I’m interested in reading the book, “The Big Fat Surprise”. Apparently, it confirms the growing consensus that eliminating fat from people’s diets has led to the obesity epidemic, because it has been replaced with sugar and carbohydrates, which is far more detrimental. In fact, US carb intake is said to be 25% higher than it was in the 1970’s. Eating fat makes people less likely to crave eating more, which is the other problem with eating carbs (which, ultimately, end up as sugar, anyway). There is a brewing war on refined sugar, too, since it has such detrimental affects on the body, but is used copiously in processed foods.

It seems every nation of the world is experiencing an obesity epidemic. In 2009 a Newsweek article estimated that obesity was costing businesses $45b annually in medical expenses and lost productivity.

Amounts of food consumption and exercise are believed to be the main determinants of weight control, but this may be too simplistic a view.

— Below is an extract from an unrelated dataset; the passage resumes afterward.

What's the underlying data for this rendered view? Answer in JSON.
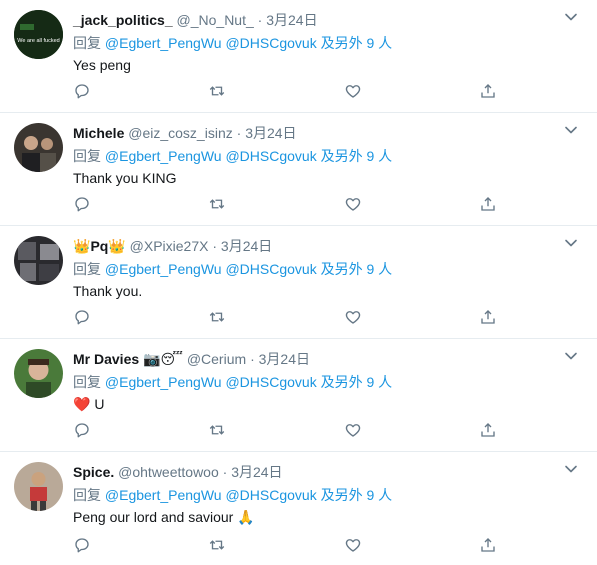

In particular, it may not simply be the quantity of food, but the way in which it is grown, harvested, and processed. A radical new theory has emerged that our food is becoming increasingly toxic to our bodies and that obesity is a natural form of defence; the body would rather store dangerous elements as fat, rather than risk running them through major organs.

For example, the rampant use of sugar, salt and chemicals (for preservation, consistency, and taste) could be throwing a Malatov Cocktail at our own metabolic processes.

The controversy over GM foods and the manner in which they are fashioned, deployed and tested could reveal interesting insights in the coming years. The enormous pressure to feed increasing populations from shrinking arable land will ensure a prosperous future for GM foods, but this will, also, invite much abuse (if it hasn’t already).

Cultural values are at play, here, too. Once upon a time in the western world, being fat was “voluptuous” and beautiful. This remains true today in many developing countries. As a nation as a whole becomes larger, being fat becomes more acceptable. US garment sizes have already been re-calibrated to make people feel less self-conscious about their body size, despite the fact that an ‘L’ would equate to an ‘XXXL’ in many parts of Asia.

Some are clambering for an obesity tax - either put onto foods that are believed to be the culprit, or on people who are above a certain weight. The justification for this is that obesity is a huge drain on the economy and healthcare - not to mention, extremely detrimental to the person in question.

However, this presumes that obesity is a person’s “fault”; that it comes from a lack of self-control. While this may be true in some cases, it’s more likely that obesity is a systemic problem of some kind, involving many factors. It’s easy to say that being fat is someone’s fault when they’re in the minority; less so, when they are the norm.

Given that obesity is now pandemic, it seems a good time to put it on the political agenda. What should we do? What can we do?

I heard doctor Peter Attia put forth a theory that diabetes could be a pre-cursor to obesity and not the other way around. In particular, he posited that obesity could be a self-defence mechanism of the body to store toxins rather than be forced to ‘process’ them and harm other organs.

This got me thinking, “Could over-indulgence be a form of self-defence?”

For example, aren’t there times when drink and drugs are used to avoid dealing with something else? When you really want to put off doing something, doesn’t binge-watching the television, or having a gluttonous meal help put off that thing we just can’t face? These things make us feel good for a little while, but they also help us to procrastinate, while giving us an excuse not to do what we should’ve been doing in the first place (“I’m to drunk to work”, “I’m to full to do that now”).

When it comes to gluttony, we’ve seen obesity levels skyrocket in industrialised countries. Unhealthy “comfort” foods are always within reach and give us a temporary high. Could this be a self-defence mechanism against all the stresses we face in our daily lives? The long commute, the pressure at work, our responsibilities to our friends and family, our duties as a mother/father/wife/husband…?

The more I think on it, the more I feel that we overindulge so as to avoid.

But, avoidance isn’t a good long-term strategy.